[Element data from apps and pages]
--- START ---
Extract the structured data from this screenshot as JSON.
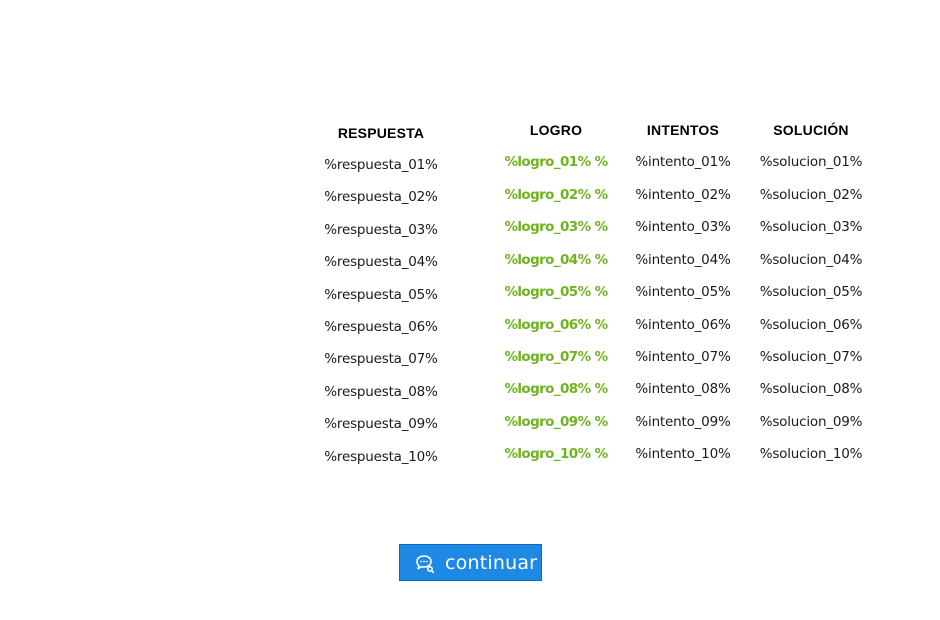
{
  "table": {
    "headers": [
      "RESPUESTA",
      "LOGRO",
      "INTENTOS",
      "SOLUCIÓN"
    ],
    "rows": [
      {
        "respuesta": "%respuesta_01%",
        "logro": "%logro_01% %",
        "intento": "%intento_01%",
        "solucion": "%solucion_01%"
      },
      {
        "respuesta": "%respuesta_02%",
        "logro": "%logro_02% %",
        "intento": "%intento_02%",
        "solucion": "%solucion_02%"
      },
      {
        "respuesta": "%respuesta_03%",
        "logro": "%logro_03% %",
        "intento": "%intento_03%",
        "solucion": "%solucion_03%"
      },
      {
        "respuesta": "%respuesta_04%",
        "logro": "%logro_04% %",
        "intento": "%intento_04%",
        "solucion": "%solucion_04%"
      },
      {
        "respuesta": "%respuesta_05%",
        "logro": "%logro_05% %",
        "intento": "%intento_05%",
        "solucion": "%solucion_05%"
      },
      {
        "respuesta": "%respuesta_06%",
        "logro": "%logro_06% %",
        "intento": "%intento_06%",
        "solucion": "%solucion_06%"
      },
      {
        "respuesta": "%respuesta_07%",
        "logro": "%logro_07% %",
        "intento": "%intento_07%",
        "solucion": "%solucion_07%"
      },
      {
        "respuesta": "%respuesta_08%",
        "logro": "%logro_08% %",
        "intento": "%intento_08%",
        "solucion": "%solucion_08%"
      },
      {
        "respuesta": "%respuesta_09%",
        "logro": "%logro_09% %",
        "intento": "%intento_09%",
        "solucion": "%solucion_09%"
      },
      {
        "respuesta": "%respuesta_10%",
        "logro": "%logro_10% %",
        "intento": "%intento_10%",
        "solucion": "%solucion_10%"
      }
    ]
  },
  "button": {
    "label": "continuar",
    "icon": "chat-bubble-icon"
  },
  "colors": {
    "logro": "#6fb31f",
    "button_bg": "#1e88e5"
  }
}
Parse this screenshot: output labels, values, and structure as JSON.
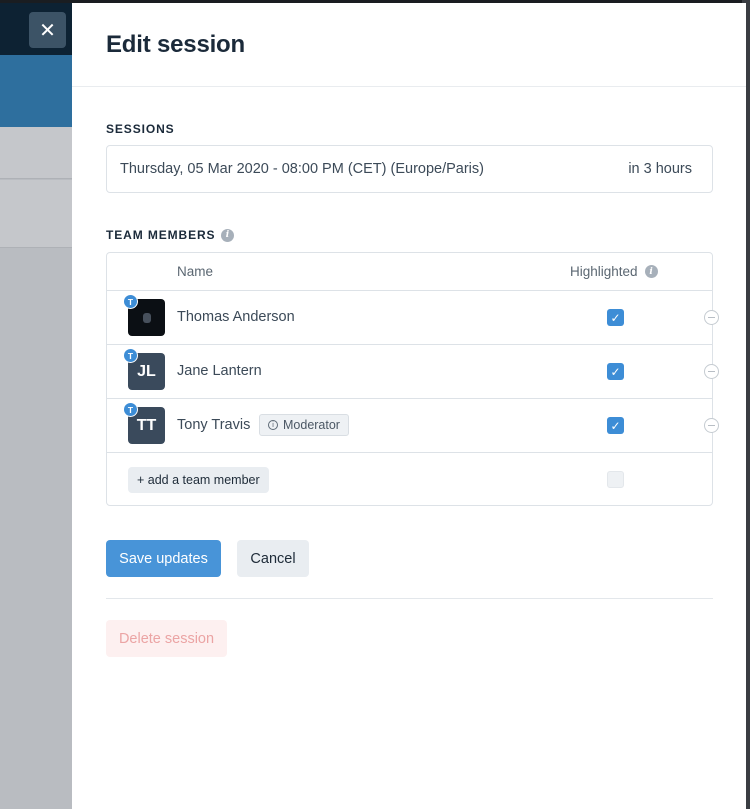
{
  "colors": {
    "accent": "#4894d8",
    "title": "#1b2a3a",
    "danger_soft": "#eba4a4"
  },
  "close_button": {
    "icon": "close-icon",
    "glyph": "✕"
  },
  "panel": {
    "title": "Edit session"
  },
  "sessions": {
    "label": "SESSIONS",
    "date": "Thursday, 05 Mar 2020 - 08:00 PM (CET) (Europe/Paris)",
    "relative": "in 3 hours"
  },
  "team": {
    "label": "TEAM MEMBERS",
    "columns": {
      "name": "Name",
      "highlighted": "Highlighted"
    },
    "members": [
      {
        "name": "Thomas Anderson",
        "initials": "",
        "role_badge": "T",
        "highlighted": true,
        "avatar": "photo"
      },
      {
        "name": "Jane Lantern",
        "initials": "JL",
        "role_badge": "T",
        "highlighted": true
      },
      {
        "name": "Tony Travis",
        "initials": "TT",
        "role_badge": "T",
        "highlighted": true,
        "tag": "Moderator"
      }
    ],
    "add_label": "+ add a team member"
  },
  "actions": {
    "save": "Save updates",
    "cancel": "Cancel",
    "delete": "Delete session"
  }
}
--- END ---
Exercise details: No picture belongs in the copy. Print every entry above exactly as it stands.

Finished exercise:
Extract the structured data from this screenshot as JSON.
{
  "table": {
    "headers": [
      "RESPUESTA",
      "LOGRO",
      "INTENTOS",
      "SOLUCIÓN"
    ],
    "rows": [
      {
        "respuesta": "%respuesta_01%",
        "logro": "%logro_01% %",
        "intento": "%intento_01%",
        "solucion": "%solucion_01%"
      },
      {
        "respuesta": "%respuesta_02%",
        "logro": "%logro_02% %",
        "intento": "%intento_02%",
        "solucion": "%solucion_02%"
      },
      {
        "respuesta": "%respuesta_03%",
        "logro": "%logro_03% %",
        "intento": "%intento_03%",
        "solucion": "%solucion_03%"
      },
      {
        "respuesta": "%respuesta_04%",
        "logro": "%logro_04% %",
        "intento": "%intento_04%",
        "solucion": "%solucion_04%"
      },
      {
        "respuesta": "%respuesta_05%",
        "logro": "%logro_05% %",
        "intento": "%intento_05%",
        "solucion": "%solucion_05%"
      },
      {
        "respuesta": "%respuesta_06%",
        "logro": "%logro_06% %",
        "intento": "%intento_06%",
        "solucion": "%solucion_06%"
      },
      {
        "respuesta": "%respuesta_07%",
        "logro": "%logro_07% %",
        "intento": "%intento_07%",
        "solucion": "%solucion_07%"
      },
      {
        "respuesta": "%respuesta_08%",
        "logro": "%logro_08% %",
        "intento": "%intento_08%",
        "solucion": "%solucion_08%"
      },
      {
        "respuesta": "%respuesta_09%",
        "logro": "%logro_09% %",
        "intento": "%intento_09%",
        "solucion": "%solucion_09%"
      },
      {
        "respuesta": "%respuesta_10%",
        "logro": "%logro_10% %",
        "intento": "%intento_10%",
        "solucion": "%solucion_10%"
      }
    ]
  },
  "button": {
    "label": "continuar",
    "icon": "chat-bubble-icon"
  },
  "colors": {
    "logro": "#6fb31f",
    "button_bg": "#1e88e5"
  }
}
Parse this screenshot: output labels, values, and structure as JSON.
{
  "colors": {
    "accent": "#4894d8",
    "title": "#1b2a3a",
    "danger_soft": "#eba4a4"
  },
  "close_button": {
    "icon": "close-icon",
    "glyph": "✕"
  },
  "panel": {
    "title": "Edit session"
  },
  "sessions": {
    "label": "SESSIONS",
    "date": "Thursday, 05 Mar 2020 - 08:00 PM (CET) (Europe/Paris)",
    "relative": "in 3 hours"
  },
  "team": {
    "label": "TEAM MEMBERS",
    "columns": {
      "name": "Name",
      "highlighted": "Highlighted"
    },
    "members": [
      {
        "name": "Thomas Anderson",
        "initials": "",
        "role_badge": "T",
        "highlighted": true,
        "avatar": "photo"
      },
      {
        "name": "Jane Lantern",
        "initials": "JL",
        "role_badge": "T",
        "highlighted": true
      },
      {
        "name": "Tony Travis",
        "initials": "TT",
        "role_badge": "T",
        "highlighted": true,
        "tag": "Moderator"
      }
    ],
    "add_label": "+ add a team member"
  },
  "actions": {
    "save": "Save updates",
    "cancel": "Cancel",
    "delete": "Delete session"
  }
}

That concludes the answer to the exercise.